We each are fixated in moments, and our senses apprehend but a smidgen of the whole. We retain the stains, the sounds, the images, and even the feelings, perhaps, but the fullness of the moment, the accuracy, the whole of it escapes us, clearly. How many glasses broke? How much juice spilled? What was the colour of her hair? How many came to her aid? Was the floor mopped, afterwards? How much detail of it, after all, signifies?
Writing can be like that. We cram details into it sufficient to get our story across, but must leave out the whole. We can only particularize. Like comprehension itself. Very few of us can recall an entire page of writing, let alone the precise phrasing of an exact sentence, unless we give it much focus, or mental intentionality. No, we glean. We gather. We coagulate from the flow and make concrete, at best, our collective impression. Individually. And then, when some other reader draws any kind of editorial comment through a word, a phrase, an observation, we might be dissuaded from the power of our own vernacular. We can feel impoverished in the wake of someone else’s seemingly superior insight. We can feel insecure about the balance we strike between the hefting of words onto the platter of the page, and the tipping of them so far off-centre that they might come crashing to earth so as to embarrass oneself for having delivered an offering of ‘personal’ images to another in the first place. We can be our own worst enemy.
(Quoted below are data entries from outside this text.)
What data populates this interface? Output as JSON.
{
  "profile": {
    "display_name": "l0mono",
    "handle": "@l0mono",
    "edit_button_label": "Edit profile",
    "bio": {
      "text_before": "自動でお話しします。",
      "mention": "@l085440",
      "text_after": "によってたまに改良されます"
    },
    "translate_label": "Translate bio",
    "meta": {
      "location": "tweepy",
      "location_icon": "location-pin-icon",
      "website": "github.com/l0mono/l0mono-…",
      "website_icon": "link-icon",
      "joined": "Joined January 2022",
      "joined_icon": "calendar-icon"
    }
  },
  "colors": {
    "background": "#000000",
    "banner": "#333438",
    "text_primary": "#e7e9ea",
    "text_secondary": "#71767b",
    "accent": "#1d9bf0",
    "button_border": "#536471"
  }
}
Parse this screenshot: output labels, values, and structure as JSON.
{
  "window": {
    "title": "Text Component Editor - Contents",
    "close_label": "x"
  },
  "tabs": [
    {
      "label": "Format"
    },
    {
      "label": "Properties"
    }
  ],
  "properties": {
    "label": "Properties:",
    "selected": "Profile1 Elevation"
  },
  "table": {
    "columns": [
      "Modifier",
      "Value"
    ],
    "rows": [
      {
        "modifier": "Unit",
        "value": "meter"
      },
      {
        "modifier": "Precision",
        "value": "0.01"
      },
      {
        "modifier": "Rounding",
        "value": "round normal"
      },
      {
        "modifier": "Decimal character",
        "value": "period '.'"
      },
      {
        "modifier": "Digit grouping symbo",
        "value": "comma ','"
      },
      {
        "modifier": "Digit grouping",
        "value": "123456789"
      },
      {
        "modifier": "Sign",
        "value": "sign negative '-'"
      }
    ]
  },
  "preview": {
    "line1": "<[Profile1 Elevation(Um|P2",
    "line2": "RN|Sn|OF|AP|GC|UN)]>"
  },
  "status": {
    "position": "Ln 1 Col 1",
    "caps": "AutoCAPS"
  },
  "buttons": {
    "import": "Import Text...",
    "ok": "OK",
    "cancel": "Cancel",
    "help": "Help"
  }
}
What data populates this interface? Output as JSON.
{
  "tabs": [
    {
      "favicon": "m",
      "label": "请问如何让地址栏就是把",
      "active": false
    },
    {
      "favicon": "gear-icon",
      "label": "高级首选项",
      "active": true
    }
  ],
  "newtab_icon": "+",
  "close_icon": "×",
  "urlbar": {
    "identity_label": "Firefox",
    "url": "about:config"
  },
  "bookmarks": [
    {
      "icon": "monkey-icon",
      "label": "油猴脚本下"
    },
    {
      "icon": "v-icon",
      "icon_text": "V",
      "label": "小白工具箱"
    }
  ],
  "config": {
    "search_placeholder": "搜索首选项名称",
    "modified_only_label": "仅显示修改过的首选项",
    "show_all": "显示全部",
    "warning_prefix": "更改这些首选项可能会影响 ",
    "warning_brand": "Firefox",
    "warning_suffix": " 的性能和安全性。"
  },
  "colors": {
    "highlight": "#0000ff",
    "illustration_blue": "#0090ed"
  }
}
No amount of observing others will have one balancing the tray of life. One must needs carry it oneself. And indeed, learning from others will assist with the displacement of the proportions of our actions. But not to carry our talent until we are recognized as a professional would be never to get there, in the first place. One needs best play the guitar with the decision to allow mistakes. One must throw the ball at the hoop with persevering intentionality. One must write, and write some more, until the words hone sentences into double-edged swords that slice though simile and metaphor and symbolism so keenly that oneself be satisfied. Therein lies the crux! Self-appraisal. Self-worth. Self-evaluation. Yet humility always to learn more. But if always waiting for another's appraisal, our progress may be very slow. We play, we do, we evolve all the while we grow at the immediate limits of our capacity, naturally. And it’s best to enjoy the very process, indeed.
That waitress will perhaps not attempt to balance quite so much next time. She will have learned. And so too, as we delve into our own lives, we might best participate with what we have, from where we’ve taken it, rather than o’erreach ourselves. And we shall keep doing so with all the certainty that attends our age and stage, one hopes, or what else is living for?
There are but six major conflicts in all of literature: Man versus man; nature; the supernatural; society; technology; and himself. Amidst all of these, a crises of confidence is the Achilles heel to bring down the most stalwart amongst us. A jury of peers will each render a different opinion if asked to review one’s art, one’s performance; one’s game; one’s writing, no matter how praising they may collectively be. But to be able to continue to practice one’s art, despite what anyone else may say, now that’s the true measure of overcoming all that which has gone before. And that’s why, no doubt, that waitress will still be found, carrying yet another tray.